My kids and I love this word and all the sound words that come with it. So, I thought I would take a break (EEP) from everything else to do something fun.
I’m sure plenty of you already know this word, but if you don’t, well, you should and will.
Hah! Yes, really.
Onomatopoeia comes from the Greek word onomatopoiia, meaning “the making of a word.” The Greek breaks down into the roots onoma, for “word,” and poiein, for “make.” (Poet, poetry, poem also derive from poiein.)
So, what is onomatopoeia? It’s a word that describes the sound something makes and is formed by imitating the sound. As Jack Hartmann says in the video below, “It’s a word that makes NOISE!”
Like when you drink something: GLUGLUGGLUG. Gulp.
Or maybe you sluuuuuuuuurp? Okay, just slurp is the correct spelling but it’s fun to play.
If you press your ear to your tummy after you drink, you might hear gurgle gurgle.
What if you drop your cup? SMACK or maybe Thunk!
What if it breaks?
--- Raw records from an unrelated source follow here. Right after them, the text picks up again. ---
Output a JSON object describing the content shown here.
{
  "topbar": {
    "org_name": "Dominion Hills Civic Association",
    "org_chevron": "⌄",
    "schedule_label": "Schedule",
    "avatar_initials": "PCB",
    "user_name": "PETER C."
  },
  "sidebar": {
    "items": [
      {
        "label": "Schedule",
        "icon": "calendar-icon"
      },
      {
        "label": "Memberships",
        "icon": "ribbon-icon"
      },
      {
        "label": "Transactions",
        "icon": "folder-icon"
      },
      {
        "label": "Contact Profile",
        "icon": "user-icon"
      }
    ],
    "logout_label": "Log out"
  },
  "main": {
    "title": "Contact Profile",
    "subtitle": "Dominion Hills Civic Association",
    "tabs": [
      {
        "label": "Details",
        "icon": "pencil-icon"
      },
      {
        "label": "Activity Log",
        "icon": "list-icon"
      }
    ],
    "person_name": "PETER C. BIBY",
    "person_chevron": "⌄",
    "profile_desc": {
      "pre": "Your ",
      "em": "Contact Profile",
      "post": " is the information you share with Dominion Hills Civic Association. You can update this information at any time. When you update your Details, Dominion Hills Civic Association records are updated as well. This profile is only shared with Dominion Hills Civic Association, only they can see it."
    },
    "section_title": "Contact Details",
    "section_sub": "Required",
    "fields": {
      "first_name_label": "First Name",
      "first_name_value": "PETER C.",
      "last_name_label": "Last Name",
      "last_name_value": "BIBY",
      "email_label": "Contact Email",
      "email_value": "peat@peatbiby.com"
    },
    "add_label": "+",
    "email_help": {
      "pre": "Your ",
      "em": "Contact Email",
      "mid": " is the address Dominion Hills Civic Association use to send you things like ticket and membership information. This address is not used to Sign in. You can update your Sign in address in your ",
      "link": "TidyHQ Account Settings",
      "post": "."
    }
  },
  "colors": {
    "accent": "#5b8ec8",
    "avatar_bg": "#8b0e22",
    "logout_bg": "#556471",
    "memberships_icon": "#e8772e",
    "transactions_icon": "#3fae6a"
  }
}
CRASH! kablam! shatter!
Better wipe that up. Swish, whish, whoosh?
Yeah, I’m playing some more. Spellcheck doesn’t always like onomatopoeia because you can get creative/inventive when you’re spelling sounds. Hmm …
Wait! Don’t forget to brush and whisk up the shard if you broke it! Phew!
Oh, and squeeze out the dish towel, please. Squish. Squelch.
Of course, it’s still a little wet and makes a satisfying PLOP when you drop it in the sink or on the counter. (Unless your my husband, who smooths it out flat to dry properly. I’ll ask him what that sounds like and get back to you.)
You most often see onomatopoeia in comic books and other illustrated texts, right? (They pop up in the original Batman episodes, too! KA-POW!)
You can read and use them anywhere though.
And they’re so much fun! Kids LOVE them so long as you don’t pack too many in and get them all tongue-tied … unless the point is to get them tongue-tied.
Dr. Seuss, anyone?
As Dr. Seuss and Mr. Brown illustrate, animals are super-duper-stupendiferous characters to bring to life with onomatopoeia. My Wicked Cat, for example, has a lot to say, and he says it in so many ways: MREOW hiss pfft PFFT yeowowowow mewwwww purr purrrrrr rrrrr meow?
Plus, cats make other noises. They pitter patter, pat pat, tap tap, swish their tails, and more. Our other cat Izzie Isabella squeaks a lot. In fact, sometimes, we call her Sir Squeaks-a-Lot! Heeheehee.
Did you know that cats speak different languages?
What about their canine pals? They bark, growl, GRR, yip yip, ruff ruff, ARF ARF, whine, whimper, snarl, and more!
And outside, right this minute, I hear blackbirds caw-caw-cawing and swallows warbling and something cheeping. No woodpeckers pecking though.
That makes me sad. Sniffle.
It’s not fair. I want woodpeckers. Huff! Stomp stomp stomp tromp flump …
Yep, onomatopoeia rocks! (What sound does a rock make? It skip-skip-skips across the surface of the water if I make a good toss. Ping! It clanked against something metal, I think.) But you writers already know that.
Oops! YOWSA. Did I get off track! I wanted to provide some links to different lists because there are soooo many great onomatopoeia resources out there, but as usual, I got distracted. Whoopsies! (I never say, “Whoopsies.” That’s a first.)
My alarm—BEEPBEEPBE—Nooooo! I do not like that, Sam-I-am. SLAM! (That’s the sound of my roommate once-upon-a-college shutting off the most annoying alarm ever.)
Brriiiiiing! Brriiiiiiing! That’s better. No buzzing, tinkling or jingling alarms, please. None of that cascading falls either. Bubbling, burbling, babbling, rambling brooks are NOT alarming! I don’t care how much they crescendo. Good old fashioned ringing will do.
Anyways, my alarm says I need to get back to “real” work now. Meh. Whatever that is. Blech. Ugh. Argh.
So, VROOOM!—Whoah! too fast!—onward to …
Ta-Daaah! Resources (a.k.a handy onomatopoeia-fied lists you might enjoy)
Last one, from ThinkWritten, but there are so many more …
And a sing-a-long from Jack Hartmann:
Later, alligator! CHOMP! Ouch! Sigh.